*Website and app data records*
┄┄┄┄┄┄┄┄┄┄

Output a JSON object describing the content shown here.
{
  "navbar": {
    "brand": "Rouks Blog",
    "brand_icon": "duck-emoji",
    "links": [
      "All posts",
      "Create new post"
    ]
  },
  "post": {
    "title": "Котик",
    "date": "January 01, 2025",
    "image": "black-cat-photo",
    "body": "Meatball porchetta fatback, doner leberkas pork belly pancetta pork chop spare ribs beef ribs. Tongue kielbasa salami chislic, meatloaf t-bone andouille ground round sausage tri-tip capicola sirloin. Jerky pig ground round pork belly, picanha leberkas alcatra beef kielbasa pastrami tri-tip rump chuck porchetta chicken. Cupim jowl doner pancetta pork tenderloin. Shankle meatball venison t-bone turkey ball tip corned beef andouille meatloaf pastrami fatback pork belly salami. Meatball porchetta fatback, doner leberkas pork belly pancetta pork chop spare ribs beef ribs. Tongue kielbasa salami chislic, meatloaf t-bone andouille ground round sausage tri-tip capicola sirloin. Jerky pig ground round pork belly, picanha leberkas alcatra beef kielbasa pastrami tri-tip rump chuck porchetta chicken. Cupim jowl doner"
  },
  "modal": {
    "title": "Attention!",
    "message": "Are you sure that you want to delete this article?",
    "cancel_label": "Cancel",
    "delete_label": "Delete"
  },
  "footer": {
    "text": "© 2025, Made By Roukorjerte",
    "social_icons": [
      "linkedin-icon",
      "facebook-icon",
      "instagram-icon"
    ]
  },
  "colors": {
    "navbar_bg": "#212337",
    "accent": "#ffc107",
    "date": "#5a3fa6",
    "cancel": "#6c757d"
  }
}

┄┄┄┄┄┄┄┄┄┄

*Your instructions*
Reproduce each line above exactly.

*Solution to the exercise*
Output a JSON object describing the content shown here.
{
  "navbar": {
    "brand": "Rouks Blog",
    "brand_icon": "duck-emoji",
    "links": [
      "All posts",
      "Create new post"
    ]
  },
  "post": {
    "title": "Котик",
    "date": "January 01, 2025",
    "image": "black-cat-photo",
    "body": "Meatball porchetta fatback, doner leberkas pork belly pancetta pork chop spare ribs beef ribs. Tongue kielbasa salami chislic, meatloaf t-bone andouille ground round sausage tri-tip capicola sirloin. Jerky pig ground round pork belly, picanha leberkas alcatra beef kielbasa pastrami tri-tip rump chuck porchetta chicken. Cupim jowl doner pancetta pork tenderloin. Shankle meatball venison t-bone turkey ball tip corned beef andouille meatloaf pastrami fatback pork belly salami. Meatball porchetta fatback, doner leberkas pork belly pancetta pork chop spare ribs beef ribs. Tongue kielbasa salami chislic, meatloaf t-bone andouille ground round sausage tri-tip capicola sirloin. Jerky pig ground round pork belly, picanha leberkas alcatra beef kielbasa pastrami tri-tip rump chuck porchetta chicken. Cupim jowl doner"
  },
  "modal": {
    "title": "Attention!",
    "message": "Are you sure that you want to delete this article?",
    "cancel_label": "Cancel",
    "delete_label": "Delete"
  },
  "footer": {
    "text": "© 2025, Made By Roukorjerte",
    "social_icons": [
      "linkedin-icon",
      "facebook-icon",
      "instagram-icon"
    ]
  },
  "colors": {
    "navbar_bg": "#212337",
    "accent": "#ffc107",
    "date": "#5a3fa6",
    "cancel": "#6c757d"
  }
}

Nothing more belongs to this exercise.